─── DATA TO EXAMINE ───
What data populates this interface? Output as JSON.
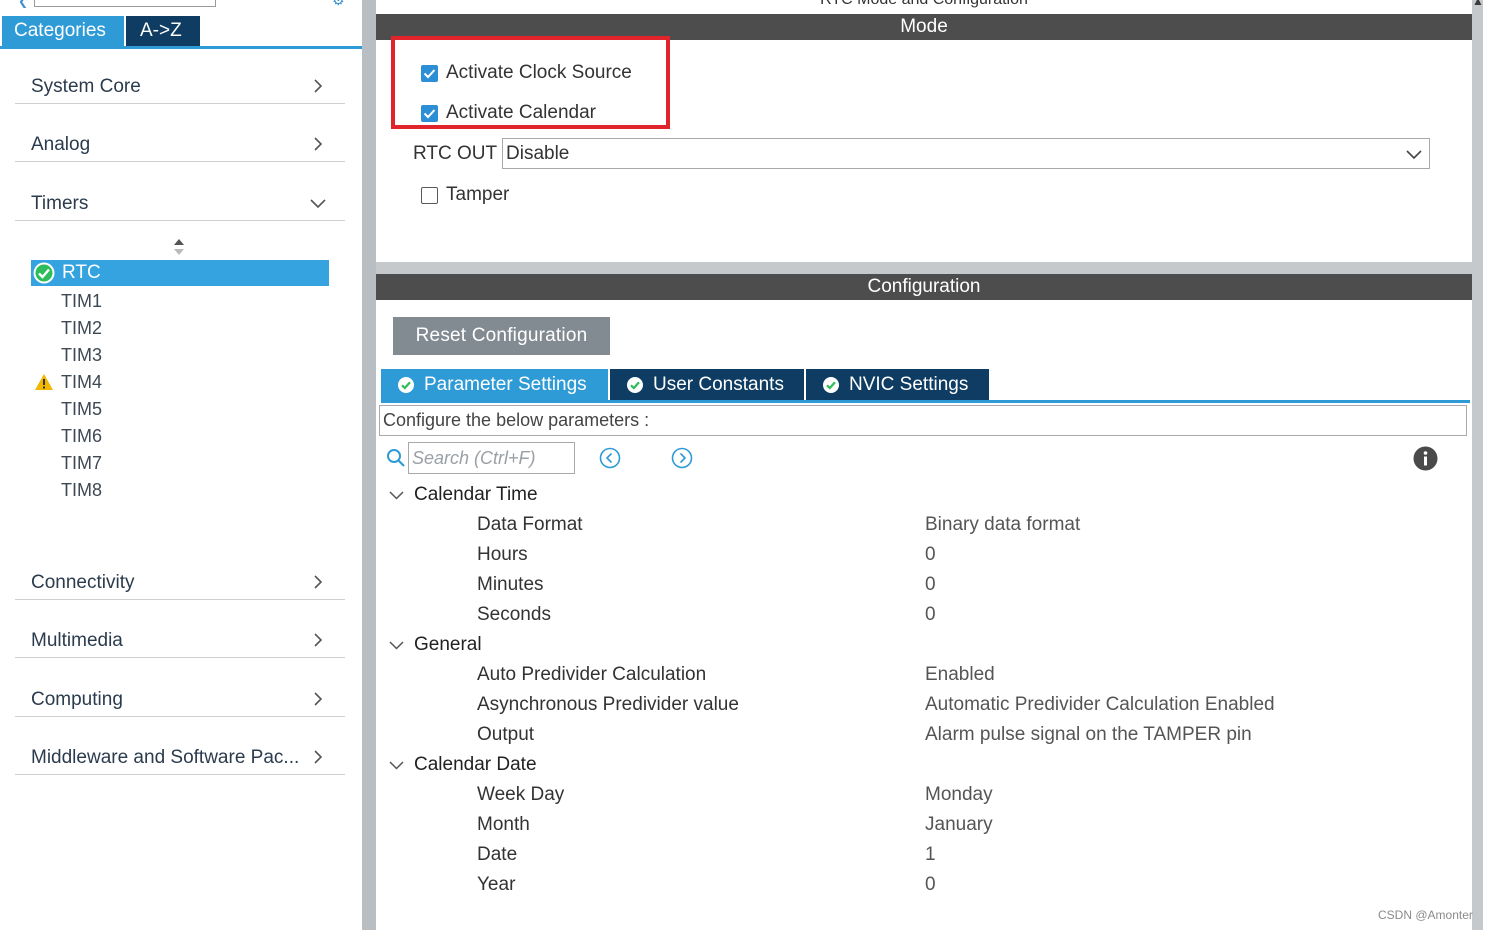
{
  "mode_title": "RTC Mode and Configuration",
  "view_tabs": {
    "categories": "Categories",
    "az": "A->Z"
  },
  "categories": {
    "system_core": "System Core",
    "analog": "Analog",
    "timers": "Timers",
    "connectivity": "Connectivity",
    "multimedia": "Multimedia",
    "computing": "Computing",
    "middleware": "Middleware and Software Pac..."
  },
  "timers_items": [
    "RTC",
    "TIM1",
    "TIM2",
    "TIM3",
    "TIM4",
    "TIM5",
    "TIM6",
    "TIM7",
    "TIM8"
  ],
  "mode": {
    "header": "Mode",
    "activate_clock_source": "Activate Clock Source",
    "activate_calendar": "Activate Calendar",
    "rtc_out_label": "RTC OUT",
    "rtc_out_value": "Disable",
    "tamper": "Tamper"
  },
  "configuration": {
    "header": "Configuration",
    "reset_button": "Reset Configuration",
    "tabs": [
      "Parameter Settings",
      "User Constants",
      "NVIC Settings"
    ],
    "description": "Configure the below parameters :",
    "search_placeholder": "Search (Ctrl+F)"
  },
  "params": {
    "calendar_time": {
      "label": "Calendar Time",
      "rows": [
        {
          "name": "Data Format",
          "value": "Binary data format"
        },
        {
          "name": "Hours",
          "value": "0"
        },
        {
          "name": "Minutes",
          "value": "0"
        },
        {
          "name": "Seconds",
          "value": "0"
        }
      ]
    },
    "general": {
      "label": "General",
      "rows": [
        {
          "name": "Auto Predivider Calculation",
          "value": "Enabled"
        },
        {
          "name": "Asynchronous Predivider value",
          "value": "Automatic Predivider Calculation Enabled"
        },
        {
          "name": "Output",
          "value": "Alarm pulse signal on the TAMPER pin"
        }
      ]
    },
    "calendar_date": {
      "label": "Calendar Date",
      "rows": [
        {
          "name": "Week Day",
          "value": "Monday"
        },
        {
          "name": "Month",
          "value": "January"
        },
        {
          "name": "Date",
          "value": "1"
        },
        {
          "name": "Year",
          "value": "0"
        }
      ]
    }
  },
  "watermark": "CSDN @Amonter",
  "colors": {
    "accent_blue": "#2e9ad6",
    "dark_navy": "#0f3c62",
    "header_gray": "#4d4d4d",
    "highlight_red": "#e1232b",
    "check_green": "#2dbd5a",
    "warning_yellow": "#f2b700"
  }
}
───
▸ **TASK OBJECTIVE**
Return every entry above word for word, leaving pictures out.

▸ **SOLUTION FOR THIS EXERCISE**
What data populates this interface? Output as JSON.
{
  "mode_title": "RTC Mode and Configuration",
  "view_tabs": {
    "categories": "Categories",
    "az": "A->Z"
  },
  "categories": {
    "system_core": "System Core",
    "analog": "Analog",
    "timers": "Timers",
    "connectivity": "Connectivity",
    "multimedia": "Multimedia",
    "computing": "Computing",
    "middleware": "Middleware and Software Pac..."
  },
  "timers_items": [
    "RTC",
    "TIM1",
    "TIM2",
    "TIM3",
    "TIM4",
    "TIM5",
    "TIM6",
    "TIM7",
    "TIM8"
  ],
  "mode": {
    "header": "Mode",
    "activate_clock_source": "Activate Clock Source",
    "activate_calendar": "Activate Calendar",
    "rtc_out_label": "RTC OUT",
    "rtc_out_value": "Disable",
    "tamper": "Tamper"
  },
  "configuration": {
    "header": "Configuration",
    "reset_button": "Reset Configuration",
    "tabs": [
      "Parameter Settings",
      "User Constants",
      "NVIC Settings"
    ],
    "description": "Configure the below parameters :",
    "search_placeholder": "Search (Ctrl+F)"
  },
  "params": {
    "calendar_time": {
      "label": "Calendar Time",
      "rows": [
        {
          "name": "Data Format",
          "value": "Binary data format"
        },
        {
          "name": "Hours",
          "value": "0"
        },
        {
          "name": "Minutes",
          "value": "0"
        },
        {
          "name": "Seconds",
          "value": "0"
        }
      ]
    },
    "general": {
      "label": "General",
      "rows": [
        {
          "name": "Auto Predivider Calculation",
          "value": "Enabled"
        },
        {
          "name": "Asynchronous Predivider value",
          "value": "Automatic Predivider Calculation Enabled"
        },
        {
          "name": "Output",
          "value": "Alarm pulse signal on the TAMPER pin"
        }
      ]
    },
    "calendar_date": {
      "label": "Calendar Date",
      "rows": [
        {
          "name": "Week Day",
          "value": "Monday"
        },
        {
          "name": "Month",
          "value": "January"
        },
        {
          "name": "Date",
          "value": "1"
        },
        {
          "name": "Year",
          "value": "0"
        }
      ]
    }
  },
  "watermark": "CSDN @Amonter",
  "colors": {
    "accent_blue": "#2e9ad6",
    "dark_navy": "#0f3c62",
    "header_gray": "#4d4d4d",
    "highlight_red": "#e1232b",
    "check_green": "#2dbd5a",
    "warning_yellow": "#f2b700"
  }
}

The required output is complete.